Political experts believe that the coming weeks in U.S.-China relations will be crucial for the chances of a Biden-Xi summit.
“There is a need to set up the atmosphere for the summit. If there are no major incidents triggered by the US side challenging China’s sovereignty over the South China Sea and Taiwan issues, it is still hopeful that the two leaders will meet,” Zhang Tuosheng, a researcher from the China Foundation for International and Strategic Studies, said to SCMP.
Xin Qiang, a US affairs expert from Fudan University in Shanghai, believes that Beijing is both angry and disappointed as it would have hoped that Biden would ease ties between the two nations. Instead, Biden turned out to take a “harsher line… even than his predecessor Donald Trump.”
A leadership summit would provide the platform necessary to sort out the complexities in the bilateral relationship. Xin believes that the U.S. is not planning to ease relations with China.

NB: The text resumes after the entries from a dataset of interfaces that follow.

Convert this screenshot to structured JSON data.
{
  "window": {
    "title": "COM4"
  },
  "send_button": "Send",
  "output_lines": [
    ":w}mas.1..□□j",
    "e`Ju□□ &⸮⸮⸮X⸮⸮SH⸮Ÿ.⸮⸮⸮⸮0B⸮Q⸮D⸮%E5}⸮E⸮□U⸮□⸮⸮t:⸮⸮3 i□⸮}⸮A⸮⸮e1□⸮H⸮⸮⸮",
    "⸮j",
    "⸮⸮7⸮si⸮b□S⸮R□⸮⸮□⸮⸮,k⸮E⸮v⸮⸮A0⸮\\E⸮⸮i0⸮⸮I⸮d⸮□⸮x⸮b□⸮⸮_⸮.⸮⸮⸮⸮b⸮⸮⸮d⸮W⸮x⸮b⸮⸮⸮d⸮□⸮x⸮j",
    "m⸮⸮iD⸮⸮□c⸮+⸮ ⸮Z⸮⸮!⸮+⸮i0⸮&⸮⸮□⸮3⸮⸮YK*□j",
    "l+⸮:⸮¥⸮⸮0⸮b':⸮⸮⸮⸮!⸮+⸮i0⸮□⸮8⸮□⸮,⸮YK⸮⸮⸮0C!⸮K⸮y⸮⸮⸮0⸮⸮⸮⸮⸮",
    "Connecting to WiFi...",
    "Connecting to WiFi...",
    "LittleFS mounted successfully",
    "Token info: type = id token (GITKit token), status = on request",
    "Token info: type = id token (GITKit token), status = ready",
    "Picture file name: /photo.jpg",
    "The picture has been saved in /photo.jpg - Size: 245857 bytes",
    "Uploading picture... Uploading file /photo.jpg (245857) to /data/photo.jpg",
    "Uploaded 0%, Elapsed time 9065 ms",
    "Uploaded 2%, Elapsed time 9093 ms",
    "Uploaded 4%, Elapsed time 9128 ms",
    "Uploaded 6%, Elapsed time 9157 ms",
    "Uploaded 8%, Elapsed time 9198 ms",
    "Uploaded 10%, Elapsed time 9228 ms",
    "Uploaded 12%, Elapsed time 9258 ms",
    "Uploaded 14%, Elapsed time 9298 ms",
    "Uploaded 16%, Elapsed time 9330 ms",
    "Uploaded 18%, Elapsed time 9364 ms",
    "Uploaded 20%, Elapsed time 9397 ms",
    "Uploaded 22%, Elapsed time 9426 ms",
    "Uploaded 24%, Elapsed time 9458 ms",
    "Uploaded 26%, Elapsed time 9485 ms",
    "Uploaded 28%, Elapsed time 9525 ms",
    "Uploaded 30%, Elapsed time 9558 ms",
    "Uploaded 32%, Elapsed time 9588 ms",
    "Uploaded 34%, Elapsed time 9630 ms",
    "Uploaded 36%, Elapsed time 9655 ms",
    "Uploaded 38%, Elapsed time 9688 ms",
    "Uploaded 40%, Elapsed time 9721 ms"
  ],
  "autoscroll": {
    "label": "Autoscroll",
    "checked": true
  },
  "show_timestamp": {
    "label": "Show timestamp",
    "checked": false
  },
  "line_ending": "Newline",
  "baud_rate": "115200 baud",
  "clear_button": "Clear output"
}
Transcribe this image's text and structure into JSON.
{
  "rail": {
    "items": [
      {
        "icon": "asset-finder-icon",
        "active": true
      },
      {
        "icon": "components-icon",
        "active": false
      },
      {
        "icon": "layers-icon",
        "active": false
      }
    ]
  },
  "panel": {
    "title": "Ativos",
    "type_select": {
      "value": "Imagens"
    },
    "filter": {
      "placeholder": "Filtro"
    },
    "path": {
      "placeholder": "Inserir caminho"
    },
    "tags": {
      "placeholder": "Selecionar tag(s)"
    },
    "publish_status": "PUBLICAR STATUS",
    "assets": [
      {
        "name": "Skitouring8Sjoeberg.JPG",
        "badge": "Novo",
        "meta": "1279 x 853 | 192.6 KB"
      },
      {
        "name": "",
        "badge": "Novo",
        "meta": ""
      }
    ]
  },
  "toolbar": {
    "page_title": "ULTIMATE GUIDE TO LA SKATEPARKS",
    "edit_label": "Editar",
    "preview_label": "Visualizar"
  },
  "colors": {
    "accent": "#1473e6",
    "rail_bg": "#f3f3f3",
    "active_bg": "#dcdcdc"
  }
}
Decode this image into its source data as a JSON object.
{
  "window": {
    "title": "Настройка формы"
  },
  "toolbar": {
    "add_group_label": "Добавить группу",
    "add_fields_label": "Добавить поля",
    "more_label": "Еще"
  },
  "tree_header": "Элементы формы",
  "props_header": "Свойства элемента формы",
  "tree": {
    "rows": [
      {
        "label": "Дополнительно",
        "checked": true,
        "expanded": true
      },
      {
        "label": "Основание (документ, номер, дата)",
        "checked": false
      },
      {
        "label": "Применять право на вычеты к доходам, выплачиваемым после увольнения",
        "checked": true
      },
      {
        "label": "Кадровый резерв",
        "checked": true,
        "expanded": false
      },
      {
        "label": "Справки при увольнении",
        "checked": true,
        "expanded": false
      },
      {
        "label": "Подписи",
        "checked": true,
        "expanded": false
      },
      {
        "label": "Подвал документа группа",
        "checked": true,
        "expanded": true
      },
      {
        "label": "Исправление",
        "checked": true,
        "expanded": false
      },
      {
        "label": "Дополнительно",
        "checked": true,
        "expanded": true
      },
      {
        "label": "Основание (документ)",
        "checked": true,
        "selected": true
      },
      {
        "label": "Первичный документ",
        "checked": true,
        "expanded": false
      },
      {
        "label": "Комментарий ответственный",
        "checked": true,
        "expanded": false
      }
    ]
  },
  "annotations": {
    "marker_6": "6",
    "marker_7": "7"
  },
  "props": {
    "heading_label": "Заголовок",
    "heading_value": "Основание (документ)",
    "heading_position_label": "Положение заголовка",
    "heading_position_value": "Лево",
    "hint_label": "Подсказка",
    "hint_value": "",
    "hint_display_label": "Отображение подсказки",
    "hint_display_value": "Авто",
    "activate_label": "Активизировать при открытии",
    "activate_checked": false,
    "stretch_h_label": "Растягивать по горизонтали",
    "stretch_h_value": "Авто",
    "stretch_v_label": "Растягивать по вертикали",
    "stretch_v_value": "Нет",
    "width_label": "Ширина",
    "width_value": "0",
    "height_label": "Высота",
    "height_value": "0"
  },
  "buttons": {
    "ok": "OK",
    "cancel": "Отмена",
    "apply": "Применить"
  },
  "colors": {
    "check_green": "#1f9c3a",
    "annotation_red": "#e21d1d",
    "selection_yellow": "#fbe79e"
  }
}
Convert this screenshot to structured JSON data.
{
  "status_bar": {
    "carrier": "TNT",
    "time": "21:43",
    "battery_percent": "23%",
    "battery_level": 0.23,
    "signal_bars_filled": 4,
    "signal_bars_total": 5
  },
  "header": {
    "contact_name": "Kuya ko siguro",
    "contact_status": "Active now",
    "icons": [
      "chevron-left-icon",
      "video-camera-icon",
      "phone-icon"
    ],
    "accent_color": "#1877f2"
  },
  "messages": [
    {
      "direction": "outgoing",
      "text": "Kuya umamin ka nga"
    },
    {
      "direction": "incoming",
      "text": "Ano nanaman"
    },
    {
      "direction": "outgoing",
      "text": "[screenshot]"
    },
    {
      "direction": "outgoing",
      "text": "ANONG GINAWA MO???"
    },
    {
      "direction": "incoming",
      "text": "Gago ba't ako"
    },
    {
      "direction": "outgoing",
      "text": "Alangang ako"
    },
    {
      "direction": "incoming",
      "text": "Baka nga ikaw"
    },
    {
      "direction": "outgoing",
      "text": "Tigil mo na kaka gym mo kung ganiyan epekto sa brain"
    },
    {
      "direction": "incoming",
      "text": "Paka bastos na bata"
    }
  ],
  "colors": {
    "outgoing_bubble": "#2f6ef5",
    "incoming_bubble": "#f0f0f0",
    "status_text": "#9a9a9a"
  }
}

A possible meeting place would be the G20 summit in Rome scheduled for October. Another would be the UN Climate Change conference to be held in Scotland in November.
In a write-up at Brookings, Ryan Hass, senior fellow of foreign policy at the Center for East Asia Policy Studies, John L. Thornton China Center, notes that the scale of American and Chinese interests would “induce sobriety” over time as to how the ties between the two nations are managed. Hass believes that Washington might focus on strengthening America’s long-term competitiveness vis-à-vis China rather than seeking to defeat China or collapse the Chinese regime.
“Major near-term improvements to the U.S.-China relationship are unlikely, barring an unexpected moderation in Beijing’s behavior. At the same time, the relationship is also unlikely to tip into outright hostility, barring an unforeseen dramatic event, such as a Chinese act of aggression against an American security partner,” Hass wrote.